The superior genicular arteries (aa. genu superiores; superior articular arteries), two in number, arise one on either side of the popliteal, and wind around the femur immediately above its condyles to the front of the knee-joint.
The medial superior genicular runs in front of the Semimembranosus and Semitendinosus, above the medial head of the Gastrocnemius, and passes beneath the tendon of the Adductor magnus. It divides into two branches, one of which supplies the Vastus medialis, anastomosing with the highest genicular and medial inferior genicular arteries; the other ramifies close to the surface of the femur, supplying it and the knee-joint, and anastomosing with the lateral superior genicular artery.
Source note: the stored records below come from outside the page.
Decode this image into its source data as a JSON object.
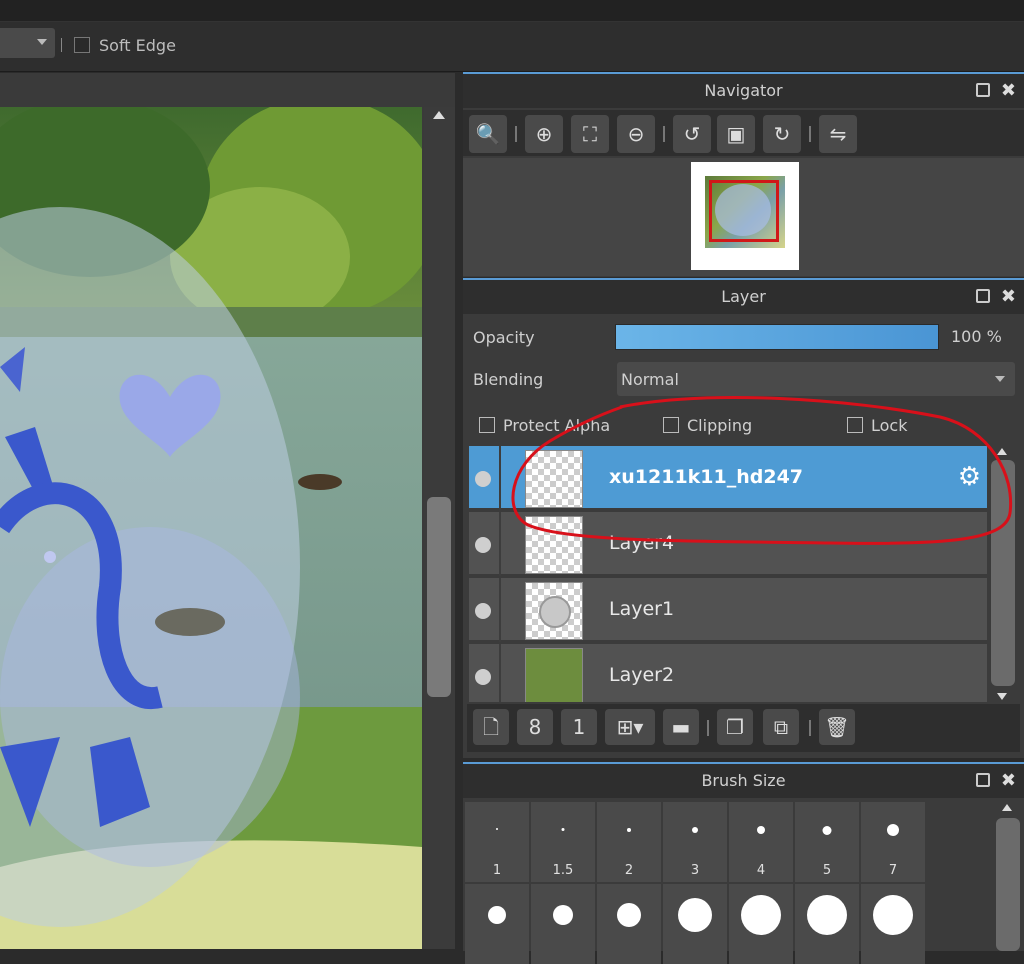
{
  "toolbar": {
    "soft_edge_label": "Soft Edge"
  },
  "navigator": {
    "title": "Navigator",
    "tools": [
      "zoom-actual-icon",
      "zoom-in-icon",
      "fit-icon",
      "zoom-out-icon",
      "rotate-left-icon",
      "reset-view-icon",
      "rotate-right-icon",
      "flip-icon"
    ]
  },
  "layer": {
    "title": "Layer",
    "opacity_label": "Opacity",
    "opacity_value": "100 %",
    "opacity": 1.0,
    "blending_label": "Blending",
    "blending_value": "Normal",
    "protect_alpha_label": "Protect Alpha",
    "clipping_label": "Clipping",
    "lock_label": "Lock",
    "items": [
      {
        "name": "xu1211k11_hd247",
        "selected": true
      },
      {
        "name": "Layer4",
        "selected": false
      },
      {
        "name": "Layer1",
        "selected": false
      },
      {
        "name": "Layer2",
        "selected": false
      }
    ],
    "tools": [
      "new-layer-icon",
      "new-8bit-layer-icon",
      "new-1bit-layer-icon",
      "add-layer-menu-icon",
      "folder-icon",
      "duplicate-icon",
      "merge-icon",
      "delete-icon"
    ]
  },
  "brush_size": {
    "title": "Brush Size",
    "sizes": [
      "1",
      "1.5",
      "2",
      "3",
      "4",
      "5",
      "7"
    ]
  },
  "colors": {
    "accent": "#5a9bd5",
    "selected_layer": "#4e9bd4",
    "annotation": "#d8101a"
  }
}
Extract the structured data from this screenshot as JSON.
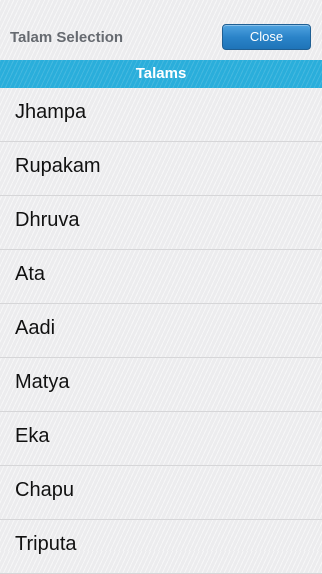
{
  "header": {
    "title": "Talam Selection",
    "close_label": "Close"
  },
  "section": {
    "title": "Talams"
  },
  "talams": [
    {
      "label": "Jhampa"
    },
    {
      "label": "Rupakam"
    },
    {
      "label": "Dhruva"
    },
    {
      "label": "Ata"
    },
    {
      "label": "Aadi"
    },
    {
      "label": "Matya"
    },
    {
      "label": "Eka"
    },
    {
      "label": "Chapu"
    },
    {
      "label": "Triputa"
    }
  ],
  "colors": {
    "accent": "#2aaedb",
    "button": "#2b84c9",
    "background": "#ececee"
  }
}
The medial superior genicular artery is frequently of small size, a condition, which is associated with an increase in the size of the highest genicular.
The lateral superior genicular passes above the lateral condyle of the femur, beneath the tendon of the Biceps femoris, and divides into a superficial and a deep branch; the superficial branch supplies the Vastus lateralis, and anastomoses with the descending branch of the lateral femoral circumflex and the lateral inferior genicular arteries; the deep branch supplies the lower part of the femur and knee-joint, and forms an anastomotic arch across the front of the bone with the highest genicular and the medial inferior genicular arteries